When doing database development disk space is not your consideration. Disk space is cheap. The problem is the size of the data table, and how that affects performance. I'm going to use some SQL Server parlance here, because I do not know what backend Blizzard is using (likely Orcale but who knows).
A database stores data in chunks, referred to as pages. The size of the chunks will vary from vendor to vendor. For SQL it is 8k. Whenever you access data, a page is pulled from memory if it cached, or disk if it is not. The number of pages that make up the table directly affects how fast you can access it.
Now, take the example 1024 bytes per row. That is a little under 7 rows per page. Take Blizzard's approach. If they use a lookup table with a character ID and an item ID (seems the most likely approach) that is 124 bytes. Less if they use unsigned 32-bit integer values.
The smaller they keep the rows, the more rows they can fit per data page, which means fewer page reads to fetch the data. It could also mean -- with a sufficiently beefy server -- that most if not all of the data could remain in memory. This is critical, as accessing data in RAM is hundreds if not thousands of times faster than accessing it from disk.
Now, you could index the table, likely clustered on the character ID. But if you have 1024 bytes of data then you start to get frequent page splits. Page splits murder performance.

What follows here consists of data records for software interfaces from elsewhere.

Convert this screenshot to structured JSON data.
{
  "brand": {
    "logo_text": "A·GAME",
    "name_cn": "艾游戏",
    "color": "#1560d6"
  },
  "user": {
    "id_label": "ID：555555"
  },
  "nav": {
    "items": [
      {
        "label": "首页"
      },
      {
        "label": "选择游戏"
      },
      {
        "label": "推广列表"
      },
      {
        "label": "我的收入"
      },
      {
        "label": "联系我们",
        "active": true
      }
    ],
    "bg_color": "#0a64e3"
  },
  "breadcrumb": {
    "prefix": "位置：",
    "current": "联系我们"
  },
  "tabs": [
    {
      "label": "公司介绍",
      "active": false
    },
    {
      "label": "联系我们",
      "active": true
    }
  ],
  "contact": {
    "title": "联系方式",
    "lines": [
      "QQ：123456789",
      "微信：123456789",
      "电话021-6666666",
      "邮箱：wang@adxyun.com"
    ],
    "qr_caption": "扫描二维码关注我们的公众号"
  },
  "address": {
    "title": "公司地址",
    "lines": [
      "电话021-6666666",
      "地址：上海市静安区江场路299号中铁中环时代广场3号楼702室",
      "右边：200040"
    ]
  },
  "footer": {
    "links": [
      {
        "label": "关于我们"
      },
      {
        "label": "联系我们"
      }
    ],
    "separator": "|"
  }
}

The more rows you can stick in a page, the less likely it will be to split, and the faster read/write operations will perform.
So yeah, sounds easy, but trust me, it ain't. Especially considering this is a game, and any kind of response time greater than one to two seconds is going to be considered a fail.
Edited by Arcana on 8/18/2011 12:22 PM PDT